After a spell of aperture fever, I bought the LB 16 used in 2009. After adjusting for some Naglers and Catseye tools that were included with the sale I paid about $1700 for the LB which included a Moonlite focuser and an Argo Navis system.

Over the years I hardly used the scope versus my 12 inch Orion. Part of the reason was the weight and size of the LB and the optics of the LB versus the Orion. Despite the 78% increase in mirror size, the Orion scope provided better views. Last December, I finally decided to "makeover" the LB. I had Dennis Steele of Dobstuff do his wonders and sent the mirrors to Cary/Optic Wave Labs.

I am likely not the best star tester. In side by side comparisons with these two scopes, the Orion snapped into focus more easily. The E and F stars in the trapezium were instantly visible in the Orion 12 inch, yet much harder to see in the larger LB 16 inch. Jupiter looked better as well.

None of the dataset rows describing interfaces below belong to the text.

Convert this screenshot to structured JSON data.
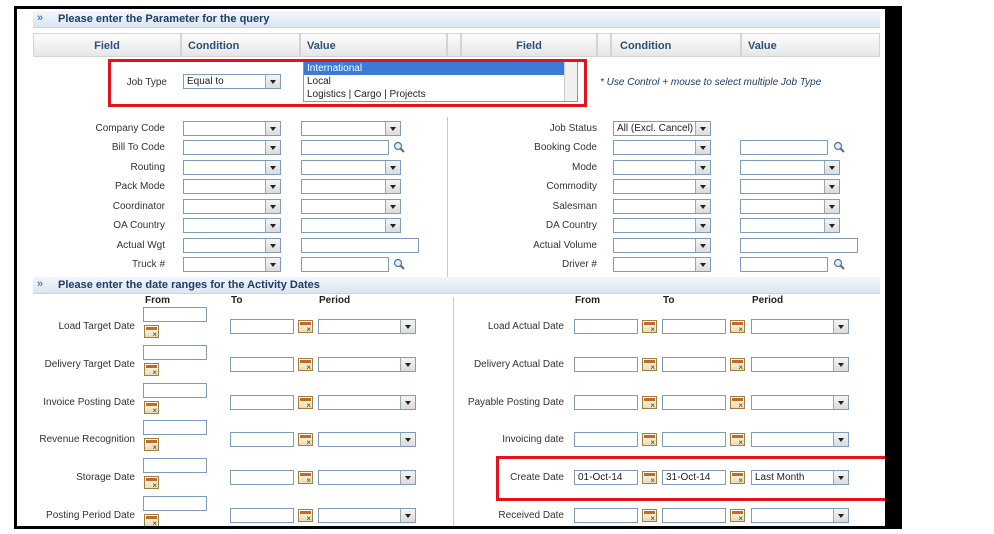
{
  "param_section": {
    "title": "Please enter the Parameter for the query"
  },
  "date_section": {
    "title": "Please enter the date ranges for the Activity Dates"
  },
  "columns": {
    "field": "Field",
    "condition": "Condition",
    "value": "Value"
  },
  "job_type": {
    "label": "Job Type",
    "condition": "Equal to",
    "options": [
      "International",
      "Local",
      "Logistics | Cargo | Projects"
    ],
    "selected": "International",
    "note": "* Use Control + mouse to select multiple Job Type"
  },
  "left_fields": [
    {
      "label": "Company Code"
    },
    {
      "label": "Bill To Code"
    },
    {
      "label": "Routing"
    },
    {
      "label": "Pack Mode"
    },
    {
      "label": "Coordinator"
    },
    {
      "label": "OA Country"
    },
    {
      "label": "Actual Wgt"
    },
    {
      "label": "Truck #"
    }
  ],
  "right_fields": [
    {
      "label": "Job Status",
      "condition": "All (Excl. Cancel)"
    },
    {
      "label": "Booking Code"
    },
    {
      "label": "Mode"
    },
    {
      "label": "Commodity"
    },
    {
      "label": "Salesman"
    },
    {
      "label": "DA Country"
    },
    {
      "label": "Actual Volume"
    },
    {
      "label": "Driver #"
    }
  ],
  "date_headers": {
    "from": "From",
    "to": "To",
    "period": "Period"
  },
  "left_dates": [
    {
      "label": "Load Target Date"
    },
    {
      "label": "Delivery Target Date"
    },
    {
      "label": "Invoice Posting Date"
    },
    {
      "label": "Revenue Recognition"
    },
    {
      "label": "Storage Date"
    },
    {
      "label": "Posting Period Date"
    }
  ],
  "right_dates": [
    {
      "label": "Load Actual Date",
      "from": "",
      "to": "",
      "period": ""
    },
    {
      "label": "Delivery Actual Date",
      "from": "",
      "to": "",
      "period": ""
    },
    {
      "label": "Payable Posting Date",
      "from": "",
      "to": "",
      "period": ""
    },
    {
      "label": "Invoicing date",
      "from": "",
      "to": "",
      "period": ""
    },
    {
      "label": "Create Date",
      "from": "01-Oct-14",
      "to": "31-Oct-14",
      "period": "Last Month"
    },
    {
      "label": "Received Date",
      "from": "",
      "to": "",
      "period": ""
    }
  ],
  "colors": {
    "highlight_box": "#e0141c",
    "header_text": "#2c4f7a",
    "selection": "#3a7ad8"
  }
}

Cary tested the LB mirror and said that it had a PV Error of 1/2.8 and a Strehl of 0.69. He said that it was a fairly typical Lightbridge mirror in his experience. After refiguring, it now has a PV Error of 1/8.9 and a Strehl of 0.96.

I will say that Cary's service was excellent. He responded to all emails promptly and the turnaround time was about two weeks. I just received the mirror last week and had it briefly under the stars last night and will test further over the next few days.




You were comparing a f/4.5 mirror with a f/5 one..
Have you had the 12" tested too?
It would be interesting to hear from you about the views through the newly refigured mirror.

Clear Skies!


Post Extras: Print Post   Remind Me!   Notify Moderator  
estwing
member


Reged: 02/24/13

Re: Why are high-quality mirrors so expensive? new [Re: CosmoSat]
      #5725499 - 03/11/13 10:13 AM

just had mine from nichol optics with hi-lux coatings by orion optics in the U.K.report says 1/8 P.V.strehl0.95..£1600 F3.9 18"

Post Extras: Print Post   Remind Me!   Notify Moderator  
BluewaterObserva
Postmaster
***

Reged: 05/18/04

Re: Why are high-quality mirrors so expensive? new [Re: Dragonwatcher]
      #5726565 - 03/11/13 06:33 PM

Sorry, I did not mean it come off like anything negative.

I used to think the same thing so I tried to make two 12.5" mirrors. Taught me a serious lesson. I since resigned myself to buying completed optics only.


Post Extras: Print Post   Remind Me!   Notify Moderator  
John Huntley
scholastic sledgehammer
*****

Reged: 07/16/06

Loc: South West England
Re: Why are high-quality mirrors so expensive? new [Re: estwing]
      #5726639 - 03/11/13 07:14 PM

Quote:

just had mine from nichol optics with hi-lux coatings by orion optics in the U.K.report says 1/8 P.V.strehl0.95..£1600 F3.9 18"




Those are very decent figures for an F/3.9

My OO 12" F/5.3 Zygo report reads 1/8.9th wave PV and a strehl rating of .987. It's performance is superb when the UK seeing allows


Post Extras: Print Post   Remind Me!   Notify Moderator  
Pages: 1 | 2 | 3 | 4 | 5 | (show all)


Extra information
24 registered and 31 anonymous users are browsing this forum.

Moderator:  ausastronomer, Phillip Creed, JayinUT, okieav8r 

Print Thread

Forum Permissions
      You cannot start new topics
      You cannot reply to topics
      HTML is disabled
      UBBCode is enabled


Thread views: 4635

Jump to

CN Forums Home


Cloudy Nights LLC
Cloudy Nights Sponsor: Astronomics